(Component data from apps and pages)
════

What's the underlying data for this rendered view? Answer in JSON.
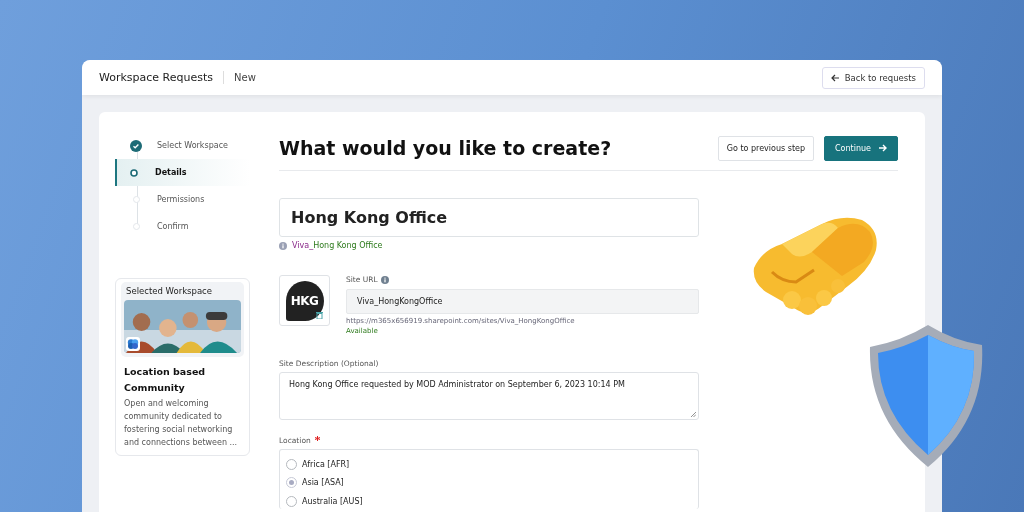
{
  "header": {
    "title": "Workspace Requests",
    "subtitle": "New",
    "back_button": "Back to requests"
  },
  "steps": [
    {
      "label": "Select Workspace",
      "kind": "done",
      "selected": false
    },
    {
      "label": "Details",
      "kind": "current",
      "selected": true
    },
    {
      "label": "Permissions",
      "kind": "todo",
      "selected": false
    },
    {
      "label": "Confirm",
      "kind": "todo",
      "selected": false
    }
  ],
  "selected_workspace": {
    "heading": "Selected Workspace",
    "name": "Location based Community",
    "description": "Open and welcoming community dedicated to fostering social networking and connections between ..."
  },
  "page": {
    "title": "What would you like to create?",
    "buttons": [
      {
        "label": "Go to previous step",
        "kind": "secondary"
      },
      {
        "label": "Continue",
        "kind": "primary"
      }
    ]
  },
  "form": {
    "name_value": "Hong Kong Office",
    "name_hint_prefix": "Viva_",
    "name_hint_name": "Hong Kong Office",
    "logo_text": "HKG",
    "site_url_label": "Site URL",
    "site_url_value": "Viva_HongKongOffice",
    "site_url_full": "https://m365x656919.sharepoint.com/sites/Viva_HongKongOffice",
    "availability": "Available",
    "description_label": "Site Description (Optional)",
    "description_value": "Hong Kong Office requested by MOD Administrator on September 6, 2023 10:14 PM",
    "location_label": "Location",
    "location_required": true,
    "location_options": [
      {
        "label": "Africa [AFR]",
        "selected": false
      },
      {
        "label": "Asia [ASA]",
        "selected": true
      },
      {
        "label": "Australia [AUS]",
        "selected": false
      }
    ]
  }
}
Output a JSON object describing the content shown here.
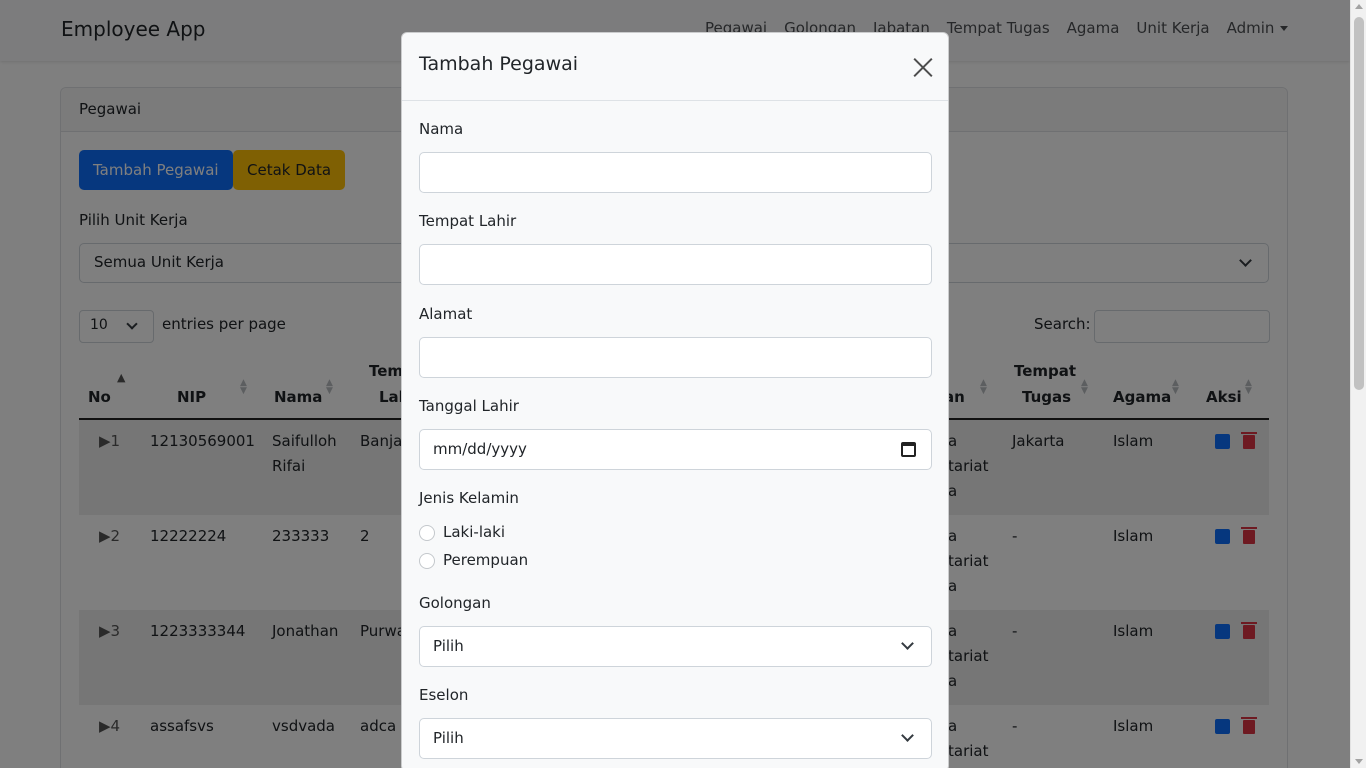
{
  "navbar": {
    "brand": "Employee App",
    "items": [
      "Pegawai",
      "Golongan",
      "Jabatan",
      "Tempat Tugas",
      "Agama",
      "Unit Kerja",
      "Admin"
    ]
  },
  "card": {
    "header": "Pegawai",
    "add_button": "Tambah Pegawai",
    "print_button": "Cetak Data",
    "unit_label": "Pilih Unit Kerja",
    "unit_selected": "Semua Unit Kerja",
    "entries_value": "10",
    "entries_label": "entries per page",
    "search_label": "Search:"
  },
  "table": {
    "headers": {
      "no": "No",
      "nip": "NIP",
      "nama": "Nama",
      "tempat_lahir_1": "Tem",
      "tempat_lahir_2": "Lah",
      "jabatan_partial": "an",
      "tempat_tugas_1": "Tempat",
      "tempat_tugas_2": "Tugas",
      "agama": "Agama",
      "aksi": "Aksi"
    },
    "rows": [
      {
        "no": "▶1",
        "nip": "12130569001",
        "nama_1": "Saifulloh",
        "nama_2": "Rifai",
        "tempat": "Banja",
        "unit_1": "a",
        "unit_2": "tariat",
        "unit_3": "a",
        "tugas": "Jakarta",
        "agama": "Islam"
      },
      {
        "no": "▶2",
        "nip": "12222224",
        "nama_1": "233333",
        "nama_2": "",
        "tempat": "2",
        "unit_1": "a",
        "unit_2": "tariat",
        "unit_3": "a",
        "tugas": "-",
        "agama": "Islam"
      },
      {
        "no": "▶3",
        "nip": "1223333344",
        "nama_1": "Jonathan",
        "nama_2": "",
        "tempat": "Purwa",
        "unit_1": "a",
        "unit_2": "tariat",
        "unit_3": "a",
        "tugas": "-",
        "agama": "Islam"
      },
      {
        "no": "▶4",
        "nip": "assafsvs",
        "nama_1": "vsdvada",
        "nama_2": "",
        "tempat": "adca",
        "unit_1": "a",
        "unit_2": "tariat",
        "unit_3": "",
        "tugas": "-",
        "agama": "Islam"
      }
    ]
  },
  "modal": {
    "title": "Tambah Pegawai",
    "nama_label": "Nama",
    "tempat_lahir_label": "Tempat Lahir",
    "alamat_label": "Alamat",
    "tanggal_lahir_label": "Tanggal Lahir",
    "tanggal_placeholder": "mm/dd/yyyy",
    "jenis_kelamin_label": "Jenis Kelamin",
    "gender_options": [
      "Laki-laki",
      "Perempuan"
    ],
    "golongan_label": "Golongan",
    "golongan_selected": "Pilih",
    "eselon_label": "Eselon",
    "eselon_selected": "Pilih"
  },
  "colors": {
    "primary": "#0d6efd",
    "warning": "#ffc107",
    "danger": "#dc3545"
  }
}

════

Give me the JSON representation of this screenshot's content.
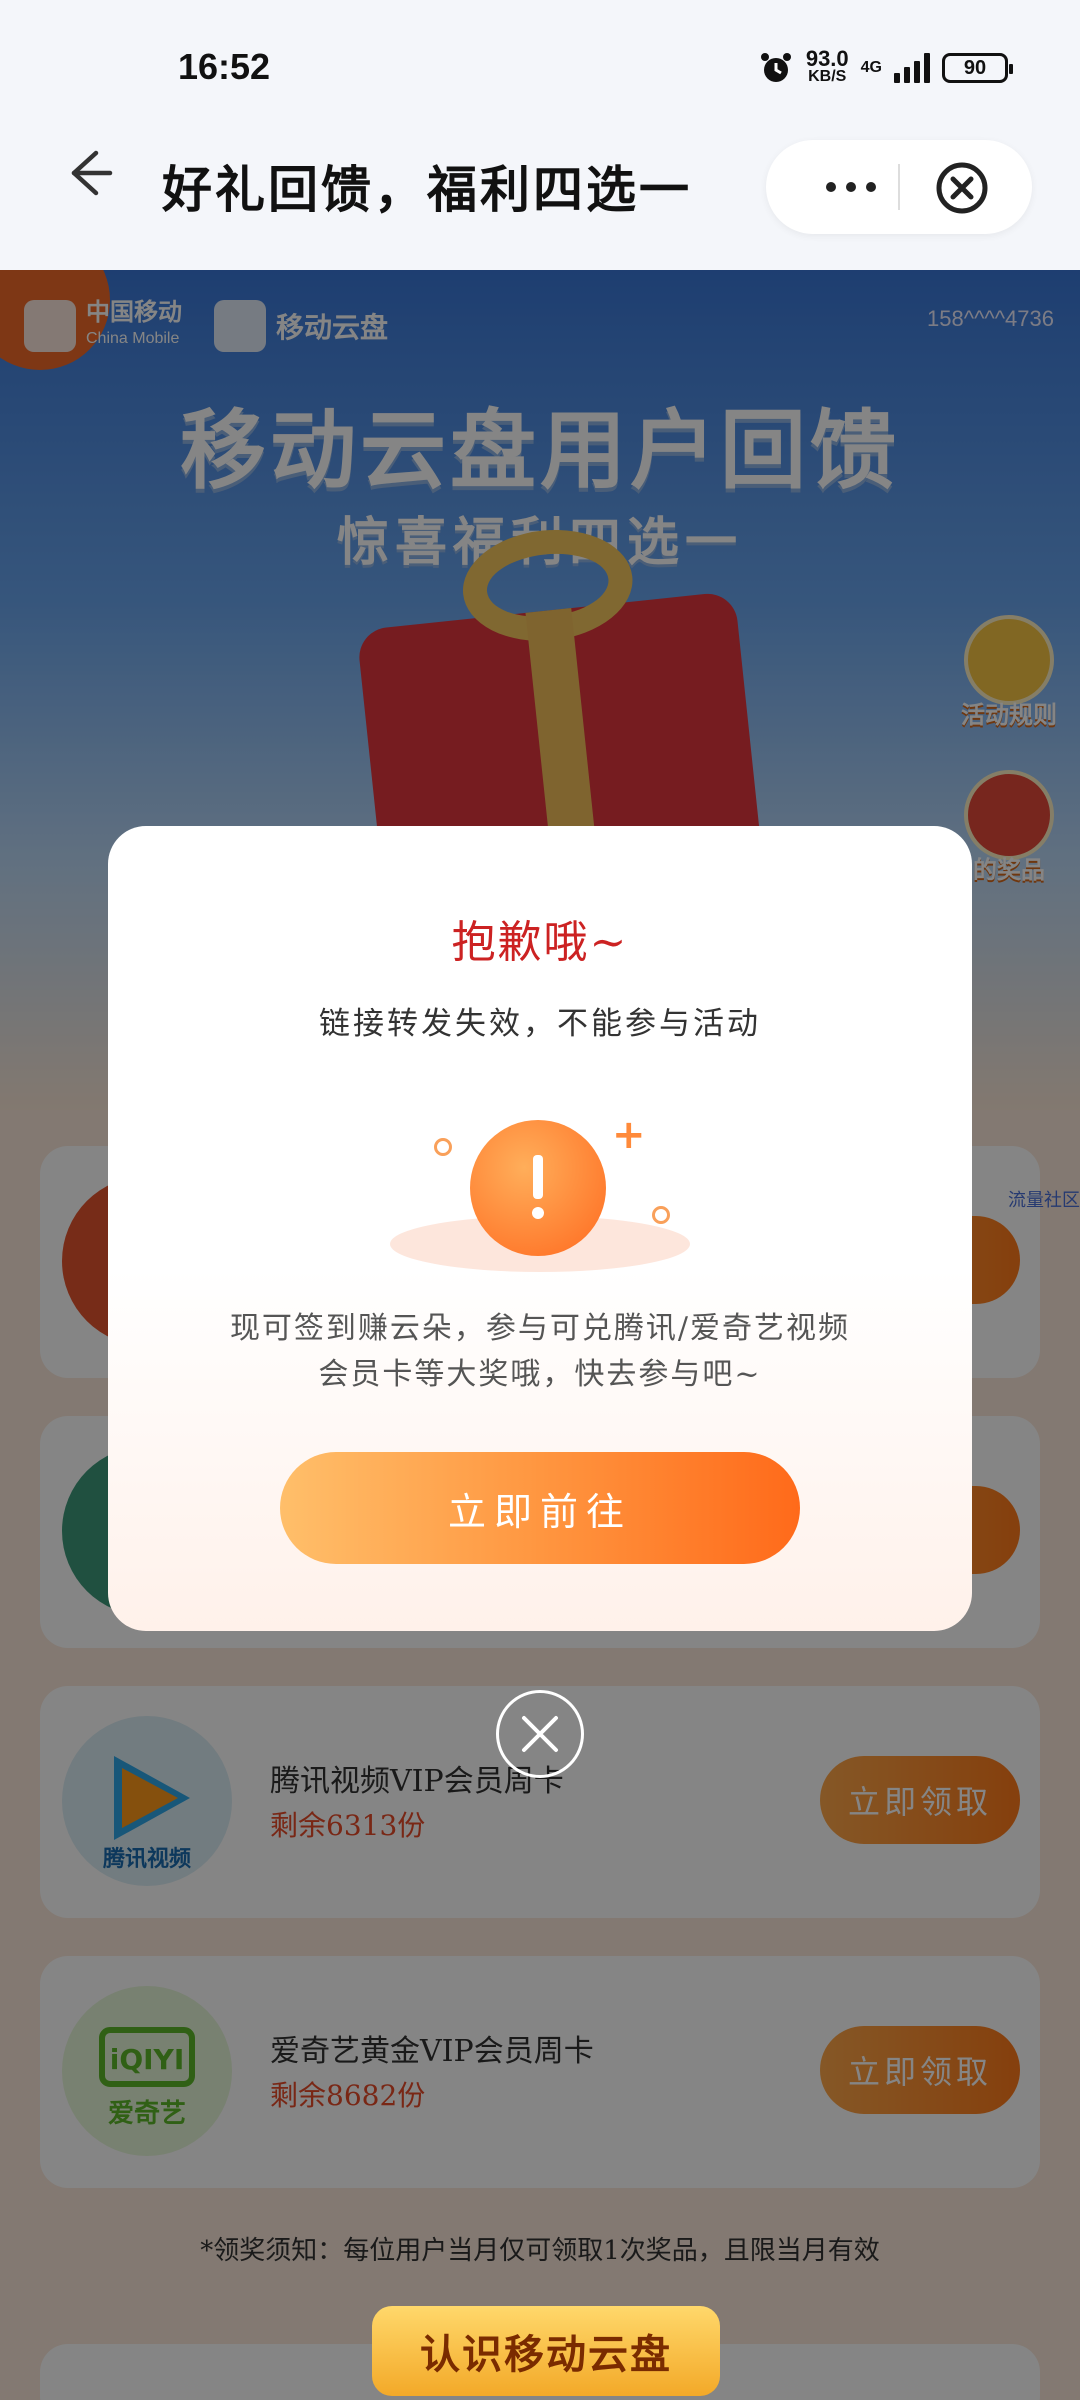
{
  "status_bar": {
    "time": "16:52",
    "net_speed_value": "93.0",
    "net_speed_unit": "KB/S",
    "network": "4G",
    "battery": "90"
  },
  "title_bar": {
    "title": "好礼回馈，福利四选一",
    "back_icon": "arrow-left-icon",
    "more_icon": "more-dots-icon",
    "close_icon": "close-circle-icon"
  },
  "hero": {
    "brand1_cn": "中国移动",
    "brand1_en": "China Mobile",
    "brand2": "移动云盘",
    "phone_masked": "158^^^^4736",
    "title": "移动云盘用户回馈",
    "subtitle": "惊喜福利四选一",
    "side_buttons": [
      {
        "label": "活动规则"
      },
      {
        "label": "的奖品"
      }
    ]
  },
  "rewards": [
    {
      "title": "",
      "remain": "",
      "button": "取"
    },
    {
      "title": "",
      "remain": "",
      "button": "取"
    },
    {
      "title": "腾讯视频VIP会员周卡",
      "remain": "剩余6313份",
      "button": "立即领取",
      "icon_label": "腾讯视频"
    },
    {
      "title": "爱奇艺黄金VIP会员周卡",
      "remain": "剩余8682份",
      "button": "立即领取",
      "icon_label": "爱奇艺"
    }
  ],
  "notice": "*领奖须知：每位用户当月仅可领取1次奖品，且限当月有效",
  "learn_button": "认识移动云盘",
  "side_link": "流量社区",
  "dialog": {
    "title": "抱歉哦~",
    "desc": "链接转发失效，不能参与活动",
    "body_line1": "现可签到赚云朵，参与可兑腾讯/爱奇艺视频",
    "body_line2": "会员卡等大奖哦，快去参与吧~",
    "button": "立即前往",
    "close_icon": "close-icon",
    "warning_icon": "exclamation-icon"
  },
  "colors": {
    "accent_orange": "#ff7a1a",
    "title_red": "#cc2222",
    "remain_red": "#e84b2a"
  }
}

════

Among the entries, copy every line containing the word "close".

## [Response to the task]
    "close_icon": "close-circle-icon"
    "close_icon": "close-icon",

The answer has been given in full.